Consumer groups urge rejection of governor’s PUC appointment

by STEVE LAWRENCE, Bakersfield Californian

Consumer groups urged a Senate committee Wednesday to reject Gov.
Arnold Schwarzenegger’s appointment of a former telecommunications
industry attorney to the California Public Utilities Commission.

The Consumer Federation of California, The Utility
Reform Network and other groups said Commissioner Rachelle Chong’s
views were too close to those of the companies she is supposed to

"Her track record in the past year shows she will not be with consumers," Ignacio Hernandez, legislative director for the Consumer Federation of California, told the Senate Rules Committee.

"She’s for free markets, less regulation, less consumer protection."
Chong said she cares "very much for consumers, particularly ones
that are the most helpless." But she added that she has philosophical
differences with consumer groups about how to deal with competitive

She said her approach was "trust, but verify. You hope that the market works, but if it doesn’t, the PUC steps in…."
Schwarzenegger appointed Chong in January 2006 to fill the rest
the term of Susan Kennedy on the PUC after the Republican governor
named Kennedy, a Democrat, as his chief of staff.

Chong also was nominated by former President Clinton in 1993 to
fill a Republican slot on the Federal Communications Commission,
serving until November 1997.
The five-member Rules Committee, which advises the full Senate
about whether to approve gubernatorial nominees, delayed a vote on the
appointment until next week.

The panel’s chairman, Senate President Pro Tem Don Perata,
D-Oakland, said the delay would give lawmakers adequate time to
consider the nomination.

"We don’t make too many decisions that are as important as this one," he said.
Perata also told Chong, "Don’t read anything more into this than
it’s Don’s way of making sure everyone has an opportunity to kick the

Chong needs to be confirmed by the Senate by Jan. 12 or leave the Public Utilities Commission.
Consumer advocates’ criticism of Chong focused on two actions in
particular – her insertion of language into a telephone industry rate
deregulation decision and her role in scrapping a bill of rights for
cell phone customers.
AT&T, which requested the Chong language, later contended
that it freed the telecommunications giant from certain consumer
disclosure rules.

Chong said the other commission members were advised of the
language that she inserted into the rate deregulation decision and
should have known what they were voting on when they approved it.

She said the commission was re-evaluating that action in response to AT&T’s declaration.

"We will look at it vigorously," she said.

In place of the bill of rights, which among other things gave
consumers 30 days to cancel cell phone contracts, the commission opted
for a program that included a multimillion-dollar consumer education
campaign intended to prevent fraud.
Chong said the state of the cell phone industry had changed
since commissioners began considering a bill of rights six years ago.

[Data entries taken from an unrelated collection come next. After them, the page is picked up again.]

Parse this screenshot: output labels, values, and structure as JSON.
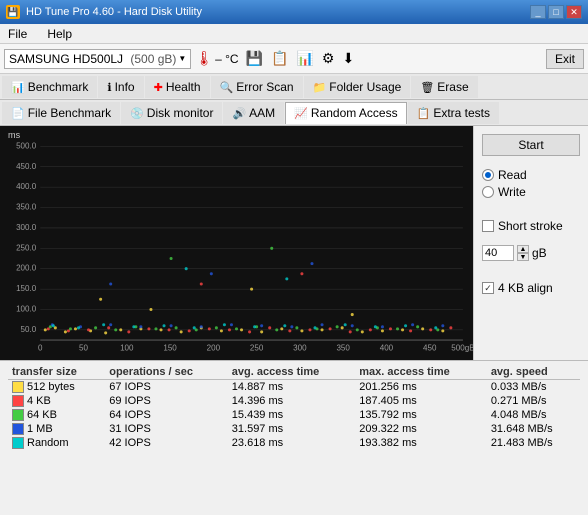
{
  "titleBar": {
    "title": "HD Tune Pro 4.60 - Hard Disk Utility",
    "icon": "💾"
  },
  "menuBar": {
    "items": [
      "File",
      "Help"
    ]
  },
  "toolbar": {
    "drive": "SAMSUNG HD500LJ",
    "driveSize": "(500 gB)",
    "tempSymbol": "– °C",
    "exitLabel": "Exit"
  },
  "tabs": {
    "row1": [
      {
        "label": "Benchmark",
        "icon": "📊",
        "active": false
      },
      {
        "label": "Info",
        "icon": "ℹ",
        "active": false
      },
      {
        "label": "Health",
        "icon": "➕",
        "active": false
      },
      {
        "label": "Error Scan",
        "icon": "🔍",
        "active": false
      },
      {
        "label": "Folder Usage",
        "icon": "📁",
        "active": false
      },
      {
        "label": "Erase",
        "icon": "🗑",
        "active": false
      }
    ],
    "row2": [
      {
        "label": "File Benchmark",
        "icon": "📄",
        "active": false
      },
      {
        "label": "Disk monitor",
        "icon": "💿",
        "active": false
      },
      {
        "label": "AAM",
        "icon": "🔊",
        "active": false
      },
      {
        "label": "Random Access",
        "icon": "📈",
        "active": true
      },
      {
        "label": "Extra tests",
        "icon": "📋",
        "active": false
      }
    ]
  },
  "rightPanel": {
    "startLabel": "Start",
    "radioOptions": [
      "Read",
      "Write"
    ],
    "selectedRadio": "Read",
    "shortStroke": "Short stroke",
    "strokeValue": "40",
    "strokeUnit": "gB",
    "alignLabel": "4 KB align",
    "alignChecked": true
  },
  "chart": {
    "yLabel": "ms",
    "yTicks": [
      "500.0",
      "450.0",
      "400.0",
      "350.0",
      "300.0",
      "250.0",
      "200.0",
      "150.0",
      "100.0",
      "50.0"
    ],
    "xTicks": [
      "0",
      "50",
      "100",
      "150",
      "200",
      "250",
      "300",
      "350",
      "400",
      "450",
      "500gB"
    ]
  },
  "dataTable": {
    "headers": [
      "transfer size",
      "operations / sec",
      "avg. access time",
      "max. access time",
      "avg. speed"
    ],
    "rows": [
      {
        "color": "#ffdd44",
        "colorBox": "yellow",
        "label": "512 bytes",
        "ops": "67 IOPS",
        "avg": "14.887 ms",
        "max": "201.256 ms",
        "speed": "0.033 MB/s"
      },
      {
        "color": "#ff2222",
        "colorBox": "red",
        "label": "4 KB",
        "ops": "69 IOPS",
        "avg": "14.396 ms",
        "max": "187.405 ms",
        "speed": "0.271 MB/s"
      },
      {
        "color": "#44aa44",
        "colorBox": "green",
        "label": "64 KB",
        "ops": "64 IOPS",
        "avg": "15.439 ms",
        "max": "135.792 ms",
        "speed": "4.048 MB/s"
      },
      {
        "color": "#2244cc",
        "colorBox": "blue",
        "label": "1 MB",
        "ops": "31 IOPS",
        "avg": "31.597 ms",
        "max": "209.322 ms",
        "speed": "31.648 MB/s"
      },
      {
        "color": "#00cccc",
        "colorBox": "cyan",
        "label": "Random",
        "ops": "42 IOPS",
        "avg": "23.618 ms",
        "max": "193.382 ms",
        "speed": "21.483 MB/s"
      }
    ]
  }
}
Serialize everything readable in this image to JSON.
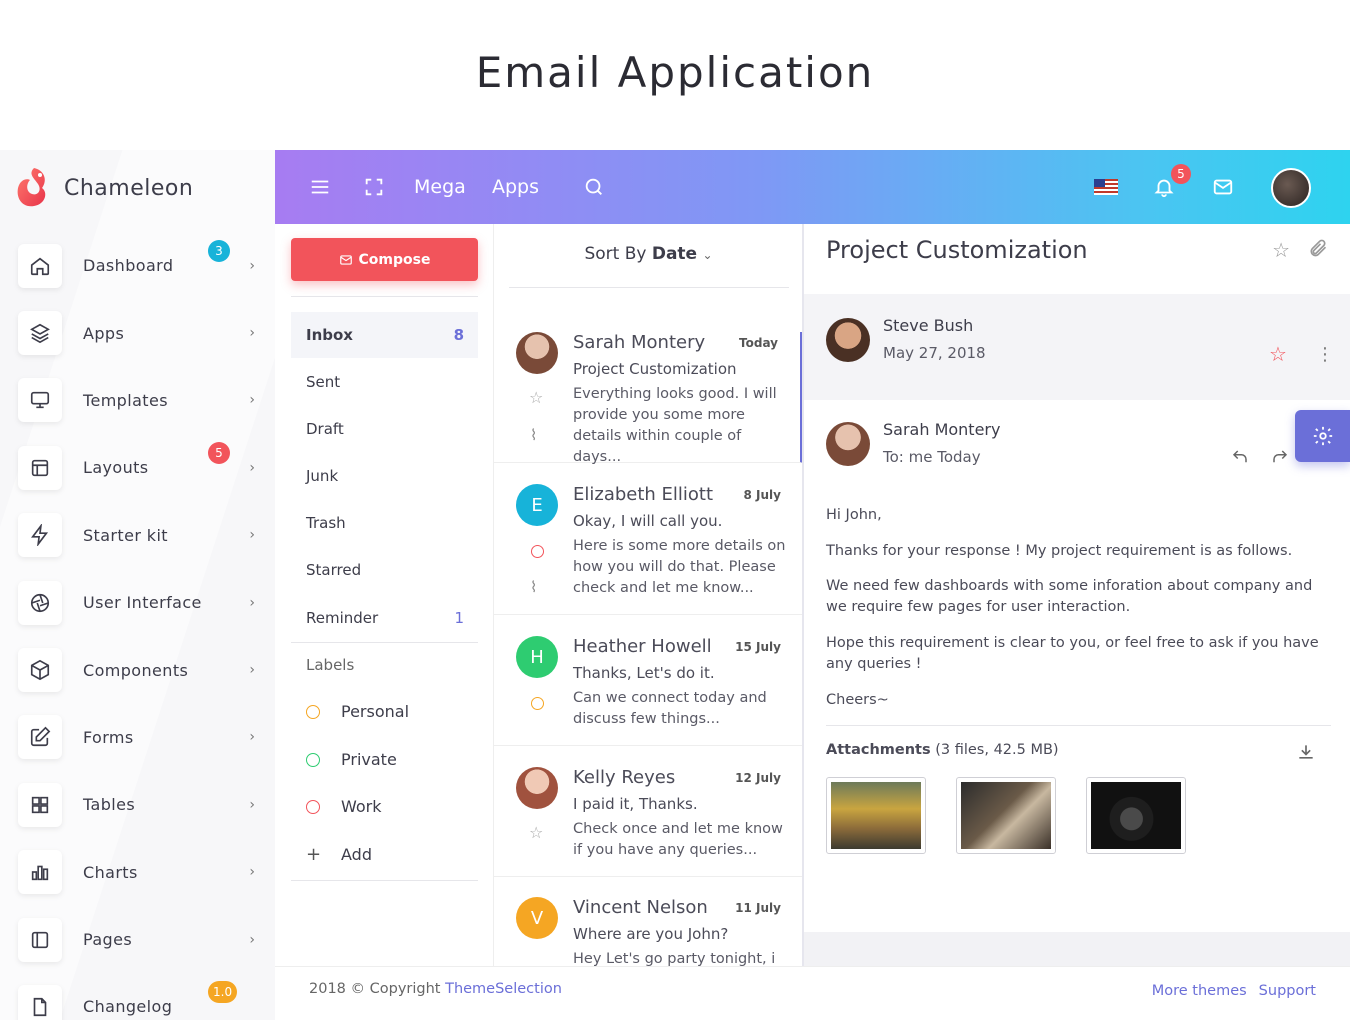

She said many cell phone companies, for example, give customers varying
times to cancel contracts.
"We felt that the market was taking care of the problem," she
said. "If you wanted a low-cost plan, you could go with a small carrier
that maybe had a shorter return period but was less expensive."
The bill of rights, she said, "took what I believe was a very
regulatory approach…The new approach looks at every problem
specifically and tries to understand if this is where a rule is

In many instances, we felt we had rules and code sections
that (already) resolved the problem."
She said the commission also figured that "consumers would vote
with their feet" and that cell phone companies that provided bad
service would lose customers.

But Sen. Alex Padilla, D-Los Angeles, said consumers are still
experiencing problems with cell phone companies and implied that Chong
had been too quick to support dumping the bill of rights.

Consumer advocates said those problems include customers unwittingly buying polices at prices they cannot afford.
"If the marketplace was practicing as you’re arguing (it is),
there would not be a need for a…bill of rights," Padilla said. "These
problems would not be happening. The fact is, they are."